A UN-mandated probe last month said Syrian government forces were waging a campaign of enforced disappearances to terrorize the population, amounting to a crime against humanity.

The International Committee of the Red Cross has said that “untold numbers” have disappeared in Syria and that it has not been able to visit any of the country’s prisons in the last two years.

The harsh treatment of Syrian prisoners was thrown into the spotlight when former international prosecutors released a report this month alleging the “industrial-scale” torture and killing of 11,000 detainees by the regime.

Syrian Foreign Minister Walid Muallem said before the Geneva talks that the regime was “ready to exchange lists and develop the necessary mechanism” for prisoner swaps with the rebels.

Brahimi said he also hopes a deal can be reached on sending aid convoys on Sunday or Monday to Homs, where hundreds of families in the Old City are living under siege with near-daily shelling and the barest of supplies.

“If we achieve success on Homs we hope that this will be the beginning,” Brahimi said.

Despite the failure to agree on any concrete proposals, Saturday still marked progress after the regime on Friday accused the opposition of obstructing the negotiations and threatened to walk away.

Pulled together by the United Nations, Russia and the United States, the two sides are meeting in the biggest diplomatic push yet to stem Syria’s bloodshed after nearly three years of civil war.

The opposition insists the talks should focus on Assad leaving power and the formation of a transitional government based on an agreement reached during a first peace conference in Geneva in 2012.

The regime says Assad’s role is not up for debate at this conference — dubbed Geneva II — and denies that the initial Geneva deal requires him to go.

The opposition has said talks on security and aid are only a “prelude” and it wants to start discussions on the core issue of a political transition on Monday.

Expectations are very low for a serious breakthrough at the talks, which are expected to last about a week, but diplomats have said simply bringing the two sides together for the first time was an important step.

With no one appearing ready for serious concessions, mediators are focusing on short-term deals to keep the process moving forward, including on localized ceasefires, freer humanitarian access and prisoner exchanges.

Erupting after the regime cracked down on protests inspired by the Arab Spring, Syria’s civil war has claimed more than 130,000 lives and forced millions from their homes.

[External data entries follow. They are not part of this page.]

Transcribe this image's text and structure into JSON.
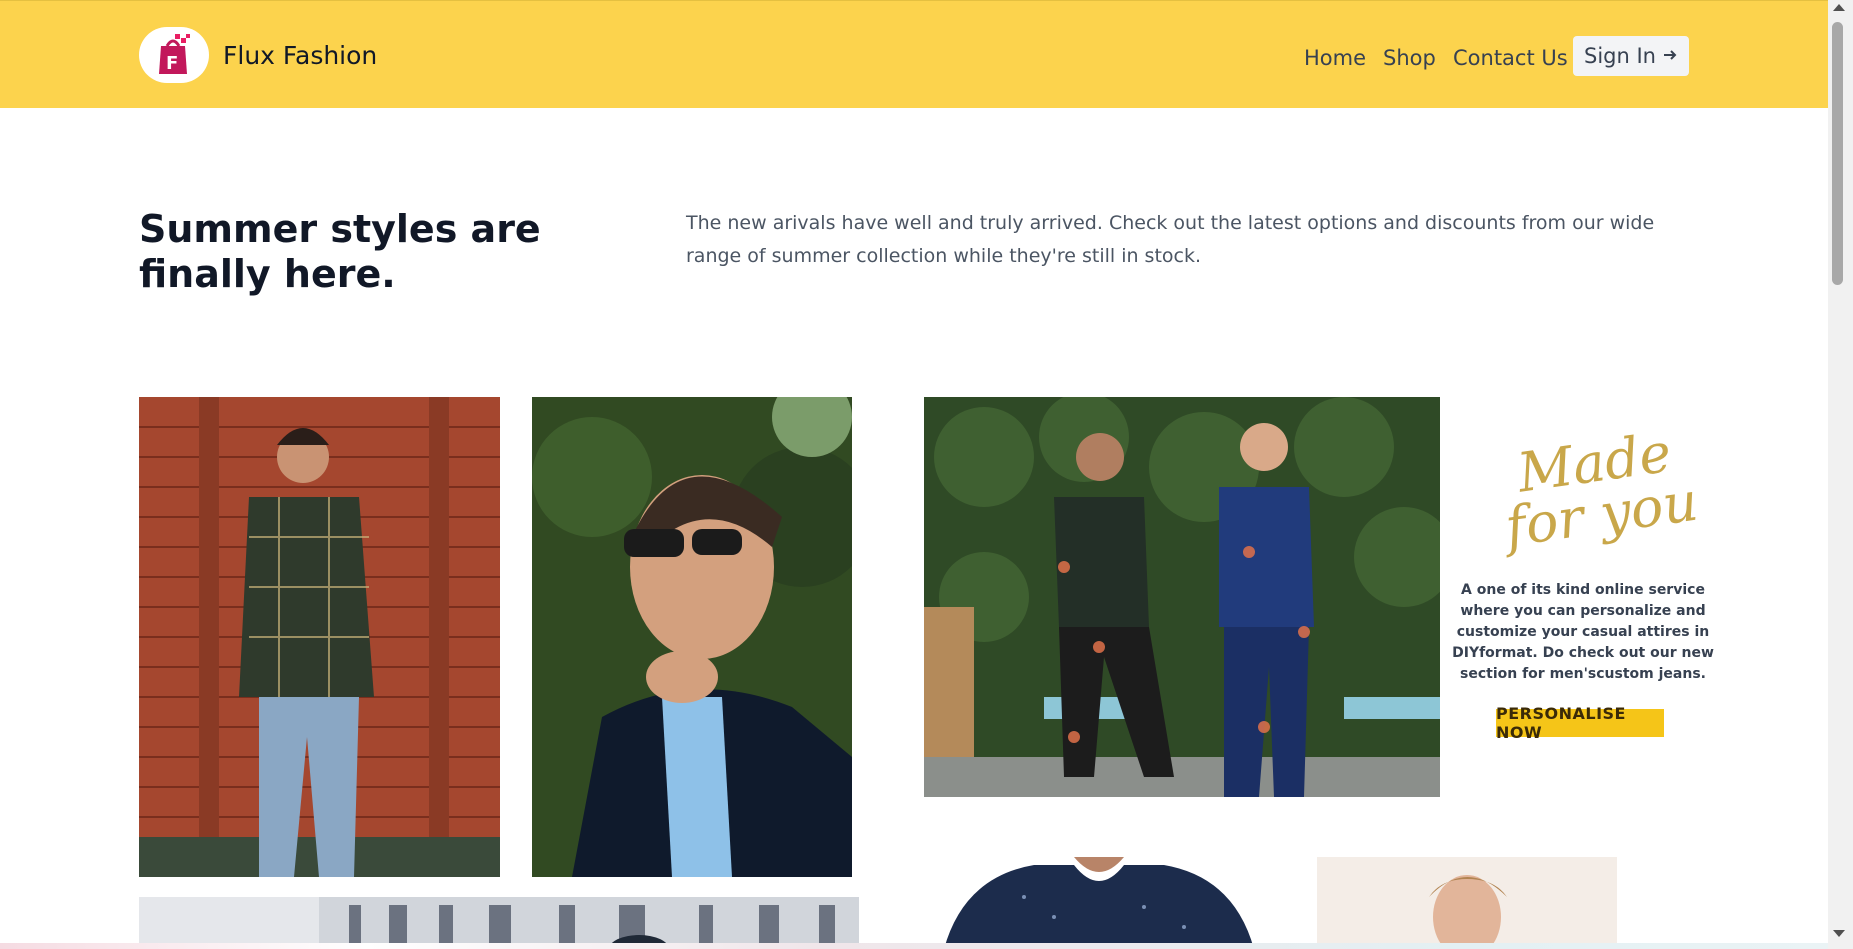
{
  "header": {
    "brand_name": "Flux Fashion",
    "logo_letter": "F",
    "nav": [
      {
        "label": "Home"
      },
      {
        "label": "Shop"
      },
      {
        "label": "Contact Us"
      }
    ],
    "signin_label": "Sign In",
    "signin_icon": "arrow-right-icon"
  },
  "hero": {
    "headline": "Summer styles are finally here.",
    "lead": "The new arivals have well and truly arrived. Check out the latest options and discounts from our wide range of summer collection while they're still in stock."
  },
  "promo": {
    "script_line1": "Made",
    "script_line2": "for you",
    "text": "A one of its kind online service where you can personalize and customize your casual attires in DIYformat. Do check out our new section for men'scustom jeans.",
    "button": "PERSONALISE NOW"
  },
  "colors": {
    "header_bg": "#fcd34d",
    "promo_button": "#f5c518",
    "logo_bag": "#c2185b"
  }
}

Pitting Assad’s regime, dominated by the Alawite offshoot of Shiite Islam, against largely Sunni Muslim rebels, the war has unsettled large parts of the Middle East.

(Source / 26.01.2014)